The bug, which users on Twitter have suggested has existed for months, allowed for access to the information of the submitted decks through the website’s API. People had allegedly reported this bug to Battlefy months ago, but the company had still not fixed it. The information leaked, in some cases, was only the class information. However, in certain instances, one could access the entire submitted lineups.
While it is expected many participants have only changed tech-cards in their decks to improve their decks against the field, at minimum 8 competitors switched to an entirely different lineup. Battlefy responded to the leak on Twitter after the first day of play had resolved. As you might expect, this response drew a fair amount of criticism.
Update for Hearthstone Tour stop Las Vegas: The # of registrations by class changed only marginally and fall within the normal behaviour observed on the platform for other Hearthstone tournaments. Therefore, there was no impact to the competitive integrity of the tournament.
Again, any attempt to exploit games and platforms for unfair advantage is prohibited. We kindly ask the community to report any such behaviors to us. Thank you to members of the community that have helped us with this investigation
The statement made by Battlefy tries to minimize the issue. Honestly, though, this might be the biggest scandal of Hearthstone esports yet.
Included in the players who made changes following these leaks was the winner of the event, Hearthstone streamer Dog. Dog intended at first to bring a build of Holy Wrath paladin, but he switched at the last moment to a very greedy Control Mage build to counter the overwhelming amount of warriors. We will probably never know the extent of the damage this bug has had to the competitive integrity of the event. This is just another blow to the credibility of Hearthstone as an esport.
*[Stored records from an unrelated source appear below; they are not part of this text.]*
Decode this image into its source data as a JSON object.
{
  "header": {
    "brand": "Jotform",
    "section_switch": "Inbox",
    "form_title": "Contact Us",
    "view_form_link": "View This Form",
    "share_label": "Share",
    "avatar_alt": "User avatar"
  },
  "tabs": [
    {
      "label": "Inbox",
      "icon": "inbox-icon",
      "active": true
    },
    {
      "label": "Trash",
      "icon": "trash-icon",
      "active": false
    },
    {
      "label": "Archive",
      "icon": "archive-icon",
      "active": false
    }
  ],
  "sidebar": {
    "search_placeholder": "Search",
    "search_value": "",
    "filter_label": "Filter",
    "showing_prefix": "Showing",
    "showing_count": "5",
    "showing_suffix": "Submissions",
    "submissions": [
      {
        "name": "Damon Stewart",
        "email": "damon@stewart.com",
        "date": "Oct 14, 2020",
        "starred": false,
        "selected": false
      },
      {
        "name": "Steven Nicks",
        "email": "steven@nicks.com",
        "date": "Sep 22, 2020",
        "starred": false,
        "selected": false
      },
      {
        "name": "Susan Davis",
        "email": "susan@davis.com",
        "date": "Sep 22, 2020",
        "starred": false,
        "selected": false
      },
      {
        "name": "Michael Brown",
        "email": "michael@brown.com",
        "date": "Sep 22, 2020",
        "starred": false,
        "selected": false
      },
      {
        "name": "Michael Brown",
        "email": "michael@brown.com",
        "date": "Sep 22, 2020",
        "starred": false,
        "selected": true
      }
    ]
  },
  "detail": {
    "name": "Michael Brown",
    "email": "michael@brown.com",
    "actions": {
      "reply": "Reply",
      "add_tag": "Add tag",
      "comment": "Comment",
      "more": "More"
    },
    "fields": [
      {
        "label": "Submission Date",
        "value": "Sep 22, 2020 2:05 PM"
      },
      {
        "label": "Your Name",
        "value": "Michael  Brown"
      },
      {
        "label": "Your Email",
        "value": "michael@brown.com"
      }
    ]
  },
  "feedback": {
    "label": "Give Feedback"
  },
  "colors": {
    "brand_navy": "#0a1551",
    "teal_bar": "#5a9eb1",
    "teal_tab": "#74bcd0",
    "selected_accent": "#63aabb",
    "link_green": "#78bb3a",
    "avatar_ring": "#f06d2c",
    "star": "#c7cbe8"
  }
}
One aspect that many people seem to not acknowledge is that certain players have no doubt known about this bug for months. Such players would have gained an unfair advantage throughout all of the open cups run to qualify for the master tour events.
Earlier today, Battlefy backtracked on their previous statement and posted this after the tournament had ended.
We were wrong to assert that the competitive integrity of the event was not impacted. For this, we apologize.
Shortly after the selected classes were exposed, we shut down the endpoint that was used to access them. On Friday, we formed a team to specifically assess and correct any potential vulnerabilities.
We will work tirelessly over the coming weeks to ensure that this does not happen again. We will keep the community updated on our progress.
In response to this, an old competitor, Xzirez, responded. Notably, Xzirez was one of the players who claimed to have reported this bug to Battlefy a long time ago.
Like a year is not enough to fix it, all of a sudden working "tirelessly over coming weeks will". Wonder what changed 🤔
— Xzirez (@Xzirezhs) June 17, 2019
With the story still developing, we wait to see Blizzard’s official response to the situation. We will be sure to bring you the news when we know more. For now, if you’d rather focus on Hearthstone‘s future than its troubled present, check out the final location of this year’s Masters Tour, Bucharest!
I’m Arend Zijdenbos, from the Netherlands. Gamer for as long as I can remember. My current focus is further improving at esports journalism. Currently, I write for Daily Esports and PCInvasion. For more of me, find me on twitter @Azijdenbos.